I spent some time working within one of the government departments, they had hired another set of consultants to do an analysis of the labor efficiencies of their staff. They measured the output of various nationalities working within their area to see where they could make improvements and decide which nationalities were the best to hire. I was shown the results of the study which have since been buried very deeply; one enterprising dutch guy decided to have the Filipino man as being the standard against which the other nationalities were measured, the comparison between Filipino and Saudi was a real eye opener. They calculated how many Saudis would be required to produce the same amount of work as one Filipino, it was not 5, nor 10, it was over 100! The consultants were fired and made to leave the country and the report shredded, except of course for the copies that many of the expats had managed to keep.
Expat Workers in Saudi Arabia
Most Saudi companies rely very heavily on their expat work force to survive, but many of these expats (especially labor on the factory floor)are hardly motivated to work at their best ability due to poor treatment and low wages. Whilst we in the west may praise the high wages offered the lower end of the scale have wages set against what they would be able to earn in their home country so you will often find people being employed for less than 1000 SAR which is a little over $250 for a full months work, which is great for a worker in the Philippines or India but not so great if they also have to survive in KSA. These low wages also act as a huge incentive to many companies to not want to hire local Saudi labor who will want far higher wages.
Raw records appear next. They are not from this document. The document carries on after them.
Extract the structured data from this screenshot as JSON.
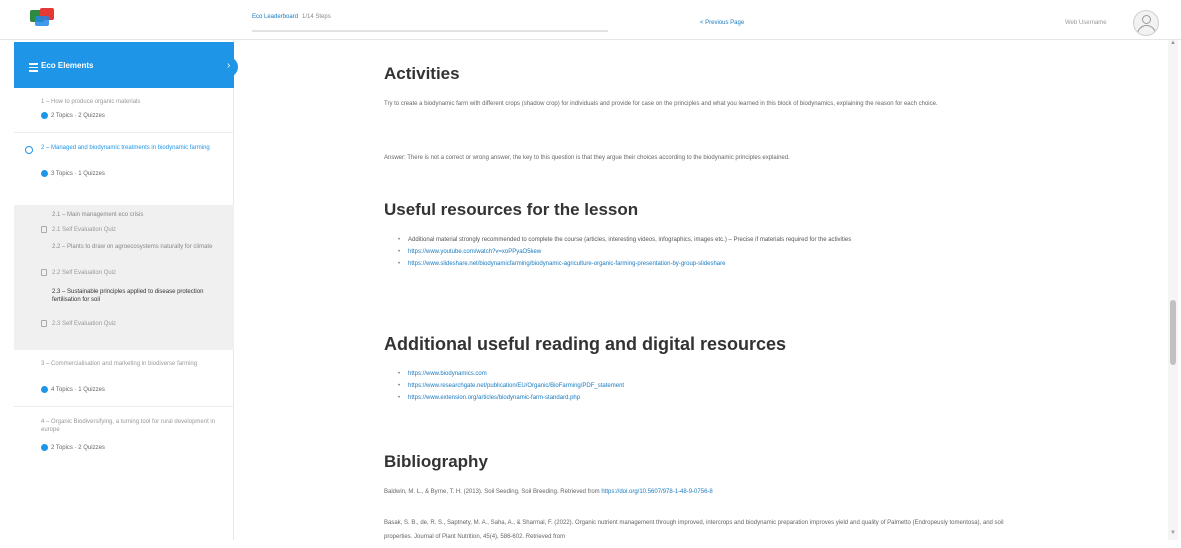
{
  "header": {
    "course_label": "Eco Leaderboard",
    "step_label": "1/14 Steps",
    "prev_label": "< Previous Page",
    "user_name": "Web Username"
  },
  "sidebar": {
    "title": "Eco Elements",
    "lessons": [
      {
        "title": "1 – How to produce organic materials",
        "meta": "2 Topics · 2 Quizzes",
        "active": false
      },
      {
        "title": "2 – Managed and biodynamic treatments in biodynamic farming",
        "meta": "3 Topics · 1 Quizzes",
        "active": true
      },
      {
        "title": "3 – Commercialisation and marketing in biodiverse farming",
        "meta": "4 Topics · 1 Quizzes",
        "active": false
      },
      {
        "title": "4 – Organic Biodiversifying, a turning tool for rural development in europe",
        "meta": "2 Topics · 2 Quizzes",
        "active": false
      }
    ],
    "topics": [
      {
        "label": "2.1 – Main management eco crisis",
        "current": false
      },
      {
        "label": "2.2 – Plants to draw on agroecosystems naturally for climate",
        "current": false
      },
      {
        "label": "2.3 – Sustainable principles applied to disease protection fertilisation for soil",
        "current": true
      }
    ],
    "quizzes": [
      "2.1 Self Evaluation Quiz",
      "2.2 Self Evaluation Quiz",
      "2.3 Self Evaluation Quiz"
    ]
  },
  "main": {
    "activities_heading": "Activities",
    "activities_text": "Try to create a biodynamic farm with different crops (shadow crop) for individuals and provide for case on the principles and what you learned in this block of biodynamics, explaining the reason for each choice.",
    "answer_text": "Answer: There is not a correct or wrong answer, the key to this question is that they argue their choices according to the biodynamic principles explained.",
    "useful_heading": "Useful resources for the lesson",
    "useful_items": [
      "Additional material strongly recommended to complete the course (articles, interesting videos, infographics, images etc.) – Precise if materials required for the activities",
      "https://www.youtube.com/watch?v=xoPPyaO5kew",
      "https://www.slideshare.net/biodynamicfarming/biodynamic-agriculture-organic-farming-presentation-by-group-slideshare"
    ],
    "additional_heading": "Additional useful reading and digital resources",
    "additional_items": [
      "https://www.biodynamics.com",
      "https://www.researchgate.net/publication/EU/Organic/BioFarming/PDF_statement",
      "https://www.extension.org/articles/biodynamic-farm-standard.php"
    ],
    "bibliography_heading": "Bibliography",
    "bib1_text": "Baldwin, M. L., & Byrne, T. H. (2013). Soil Seeding, Soil Breeding. Retrieved from ",
    "bib1_link": "https://doi.org/10.5607/978-1-48-9-0756-8",
    "bib2_text": "Basak, S. B., de, R. S., Saptnety, M. A., Saha, A., & Sharmal, F. (2022). Organic nutrient management through improved, intercrops and biodynamic preparation improves yield and quality of Palmetto (Endropeusly tomentosa), and soil properties. Journal of Plant Nutrition, 45(4), 586-602. Retrieved from"
  },
  "colors": {
    "accent": "#1f95e8",
    "link": "#1a7bc0",
    "sidebar_topics_bg": "#f0f0f0"
  }
}
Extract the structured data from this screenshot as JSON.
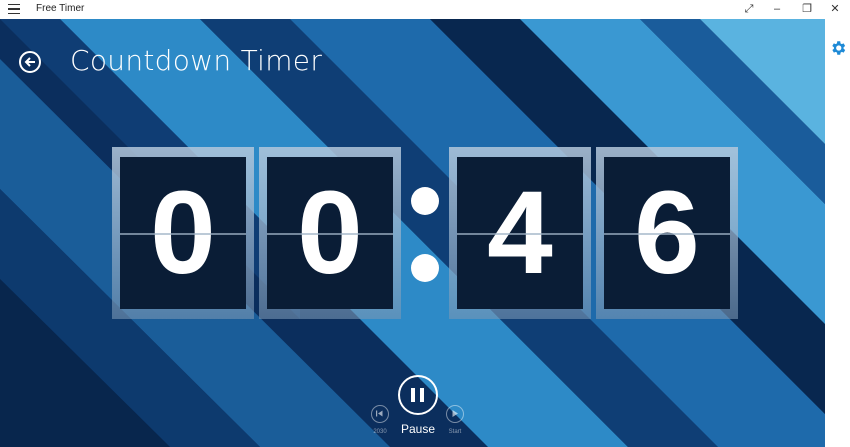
{
  "app": {
    "title": "Free Timer"
  },
  "window_controls": {
    "fullscreen_icon": "expand-icon",
    "minimize_icon": "minimize-icon",
    "restore_icon": "restore-icon",
    "close_icon": "close-icon"
  },
  "header": {
    "title": "Countdown Timer",
    "back_icon": "back-arrow-icon"
  },
  "settings": {
    "icon": "gear-icon",
    "color": "#1e8ad6"
  },
  "timer": {
    "digits": [
      "0",
      "0",
      "4",
      "6"
    ],
    "separator": ":"
  },
  "controls": {
    "pause_label": "Pause",
    "reset_label": "2030",
    "start_label": "Start"
  },
  "colors": {
    "background_dark": "#0b2e5d",
    "stripe_light": "#3d9dd3",
    "stripe_mid": "#1f6aa8",
    "digit_bg": "#0a1d36"
  }
}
After reading this you may be asking yourself “why work in Saudi Arabia?” Follow the link and I will explain the main reasons for working in this at time inhospitable country.